Assignment: Reproduce the complete set of records exactly. No picture is to appear in the copy.

Page and application data records:

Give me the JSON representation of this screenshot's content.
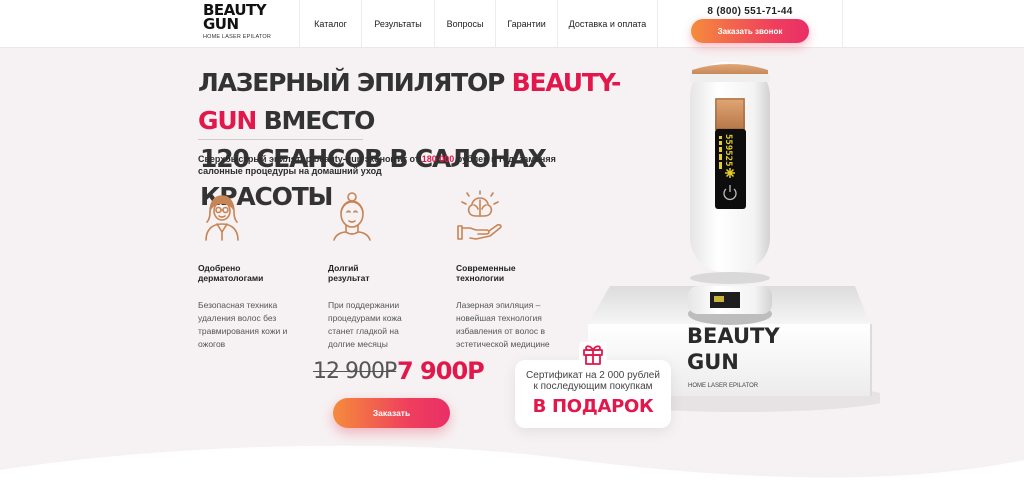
{
  "header": {
    "logo_title": "BEAUTY GUN",
    "logo_subtitle": "HOME LASER EPILATOR",
    "nav": [
      {
        "label": "Каталог"
      },
      {
        "label": "Результаты"
      },
      {
        "label": "Вопросы"
      },
      {
        "label": "Гарантии"
      },
      {
        "label": "Доставка и оплата"
      }
    ],
    "phone": "8 (800) 551-71-44",
    "call_button": "Заказать звонок"
  },
  "hero": {
    "headline_part1": "ЛАЗЕРНЫЙ ЭПИЛЯТОР ",
    "headline_accent": "BEAUTY-GUN",
    "headline_part2": " ВМЕСТО",
    "headline_line2": "120 СЕАНСОВ В САЛОНАХ КРАСОТЫ",
    "subtitle_part1": "Сверхбыстрый эпилятор beauty-gun экономит от ",
    "subtitle_accent": "180 000",
    "subtitle_part2": " рублей в год, заменяя салонные процедуры на домашний уход"
  },
  "features": [
    {
      "icon": "doctor-icon",
      "title": "Одобрено\nдерматологами",
      "text": "Безопасная техника\nудаления волос без\nтравмирования кожи и\nожогов"
    },
    {
      "icon": "woman-face-icon",
      "title": "Долгий\nрезультат",
      "text": "При поддержании\nпроцедурами кожа\nстанет гладкой на\nдолгие месяцы"
    },
    {
      "icon": "brain-hand-icon",
      "title": "Современные\nтехнологии",
      "text": "Лазерная эпиляция –\nновейшая технология\nизбавления от волос в\nэстетической медицине"
    }
  ],
  "price": {
    "old": "12 900Р",
    "new": "7 900Р",
    "order_button": "Заказать"
  },
  "product": {
    "box_brand": "BEAUTY GUN",
    "box_subtitle": "HOME LASER EPILATOR",
    "display_value": "559525"
  },
  "gift": {
    "icon": "gift-icon",
    "text": "Сертификат на 2 000 рублей\nк последующим покупкам",
    "accent": "В ПОДАРОК"
  },
  "colors": {
    "accent": "#e2184c",
    "button_gradient_start": "#f58b3c",
    "button_gradient_end": "#e92e67",
    "icon_copper": "#c78455"
  }
}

Response to this exercise:
Give me the JSON representation of this screenshot's content.
{
  "header": {
    "logo_title": "BEAUTY GUN",
    "logo_subtitle": "HOME LASER EPILATOR",
    "nav": [
      {
        "label": "Каталог"
      },
      {
        "label": "Результаты"
      },
      {
        "label": "Вопросы"
      },
      {
        "label": "Гарантии"
      },
      {
        "label": "Доставка и оплата"
      }
    ],
    "phone": "8 (800) 551-71-44",
    "call_button": "Заказать звонок"
  },
  "hero": {
    "headline_part1": "ЛАЗЕРНЫЙ ЭПИЛЯТОР ",
    "headline_accent": "BEAUTY-GUN",
    "headline_part2": " ВМЕСТО",
    "headline_line2": "120 СЕАНСОВ В САЛОНАХ КРАСОТЫ",
    "subtitle_part1": "Сверхбыстрый эпилятор beauty-gun экономит от ",
    "subtitle_accent": "180 000",
    "subtitle_part2": " рублей в год, заменяя салонные процедуры на домашний уход"
  },
  "features": [
    {
      "icon": "doctor-icon",
      "title": "Одобрено\nдерматологами",
      "text": "Безопасная техника\nудаления волос без\nтравмирования кожи и\nожогов"
    },
    {
      "icon": "woman-face-icon",
      "title": "Долгий\nрезультат",
      "text": "При поддержании\nпроцедурами кожа\nстанет гладкой на\nдолгие месяцы"
    },
    {
      "icon": "brain-hand-icon",
      "title": "Современные\nтехнологии",
      "text": "Лазерная эпиляция –\nновейшая технология\nизбавления от волос в\nэстетической медицине"
    }
  ],
  "price": {
    "old": "12 900Р",
    "new": "7 900Р",
    "order_button": "Заказать"
  },
  "product": {
    "box_brand": "BEAUTY GUN",
    "box_subtitle": "HOME LASER EPILATOR",
    "display_value": "559525"
  },
  "gift": {
    "icon": "gift-icon",
    "text": "Сертификат на 2 000 рублей\nк последующим покупкам",
    "accent": "В ПОДАРОК"
  },
  "colors": {
    "accent": "#e2184c",
    "button_gradient_start": "#f58b3c",
    "button_gradient_end": "#e92e67",
    "icon_copper": "#c78455"
  }
}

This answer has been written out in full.